It is hoped the project - where pupils take on the role of reporters and take part in a press conference - will be rolled out to other schools in the future.

At South Shields Community School, a prize for the best article was presented to Charlotte Collinson.

The 13-year-old said: “The way you had to listen and write things down made it more interesting. It helped us to connect more and we felt more involved.”

Pat said: “It was a good way of engaging with young people and getting across the message of the dangers of carrying knives.

“Glen’s death had a huge impact on us all and we still live everyday with the pain of losing Glen. Doing something positive in his memory does bring some comfort. If we can prevent someone else from losing their life through knife crime it can only be a good thing.”

Gemma said: “What happened to David devastated us as a family. It has been a very emotional project to be involved in but also very rewarding.

“You could tell by the questions being asked that what we were saying was sinking in and they were thinking about what was being said.

“If one young person takes the message away and uses it in future decisions in order to make more positive life choices, it’s worth it.”

Sergeant Steve Prested said: “The families have been very brave and very honest in how knife crime has impacted on themselves and their families.

“Their input has made the devastation that can be caused by knives more real to the pupils, who were very receptive to what was being spoken about.

“Knife crime is not an issue within South Tyneside, however, projects like these can only help to ensure this continues to be the case in the future.”

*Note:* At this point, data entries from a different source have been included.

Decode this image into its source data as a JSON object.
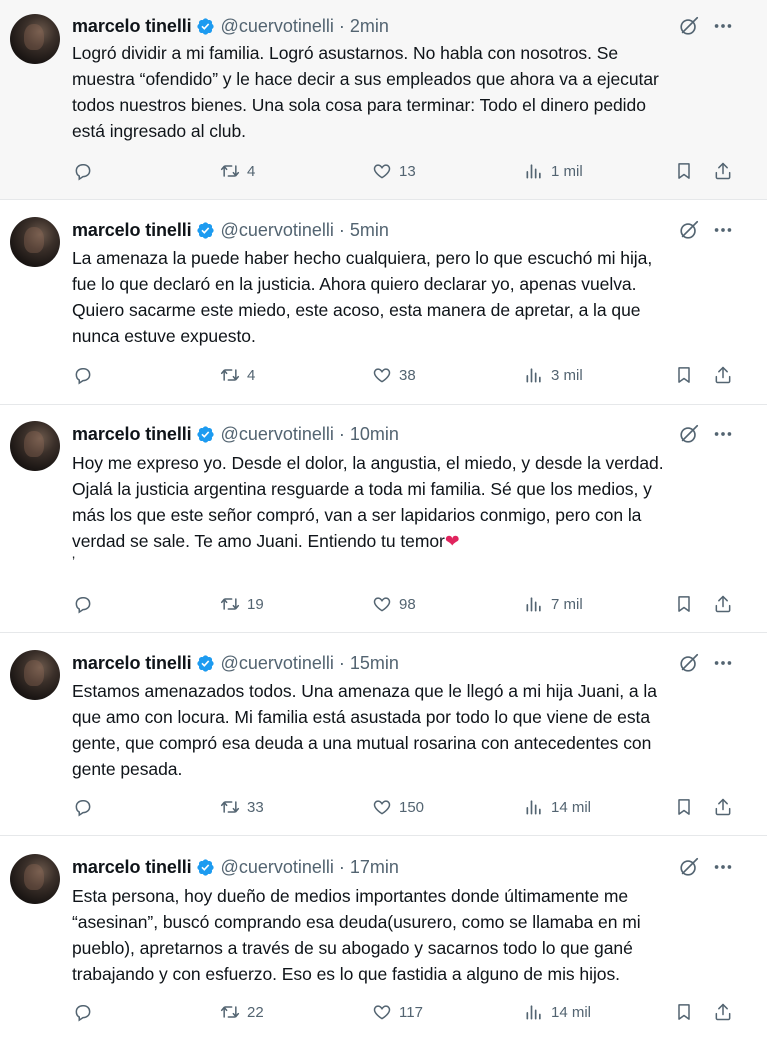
{
  "author": {
    "name": "marcelo tinelli",
    "handle": "@cuervotinelli",
    "separator": "·"
  },
  "icons": {
    "verified": "verified-badge-icon",
    "grok": "grok-icon",
    "more": "more-options-icon",
    "reply": "reply-icon",
    "retweet": "retweet-icon",
    "like": "heart-icon",
    "views": "views-icon",
    "bookmark": "bookmark-icon",
    "share": "share-icon"
  },
  "colors": {
    "verified": "#1d9bf0",
    "secondary_text": "#536471",
    "heart_emoji": "#e0245e"
  },
  "tweets": [
    {
      "time": "2min",
      "lines": [
        "Logró dividir a mi familia. Logró asustarnos. No habla con nosotros. Se",
        "muestra “ofendido” y le hace decir a sus empleados que ahora va a ejecutar",
        "todos nuestros bienes. Una sola cosa para terminar: Todo el dinero pedido",
        "está ingresado al club."
      ],
      "retweets": "4",
      "likes": "13",
      "views": "1 mil"
    },
    {
      "time": "5min",
      "lines": [
        "La amenaza la puede haber hecho cualquiera, pero lo que  escuchó mi hija,",
        "fue lo que declaró en la justicia. Ahora quiero declarar yo, apenas vuelva.",
        "Quiero sacarme este miedo, este acoso, esta manera de apretar, a la que",
        "nunca estuve expuesto."
      ],
      "retweets": "4",
      "likes": "38",
      "views": "3 mil"
    },
    {
      "time": "10min",
      "lines": [
        "Hoy me expreso yo. Desde el dolor, la angustia, el miedo, y desde la verdad.",
        "Ojalá la justicia argentina resguarde a toda mi familia. Sé que los medios, y",
        "más los que este señor compró, van a ser lapidarios conmigo, pero con la",
        "verdad se sale. Te amo Juani. Entiendo tu temor",
        "’"
      ],
      "emoji": "❤",
      "retweets": "19",
      "likes": "98",
      "views": "7 mil"
    },
    {
      "time": "15min",
      "lines": [
        "Estamos amenazados todos. Una amenaza que le llegó a mi hija Juani, a la",
        "que amo con locura. Mi familia está asustada por todo lo que viene de esta",
        "gente, que compró esa deuda a una mutual rosarina con antecedentes con",
        "gente pesada."
      ],
      "retweets": "33",
      "likes": "150",
      "views": "14 mil"
    },
    {
      "time": "17min",
      "lines": [
        "Esta persona, hoy dueño de medios importantes donde últimamente me",
        "“asesinan”, buscó comprando esa deuda(usurero, como se llamaba en mi",
        "pueblo), apretarnos a través de su abogado y sacarnos todo lo que gané",
        "trabajando y con esfuerzo. Eso es lo que fastidia a alguno de mis hijos."
      ],
      "retweets": "22",
      "likes": "117",
      "views": "14 mil"
    }
  ]
}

Head of Year Nine Kim Symington said: “This initiative has had an everlasting effect on our students and has empowered them to understand the devastating affects knife crime can have on family and friends.”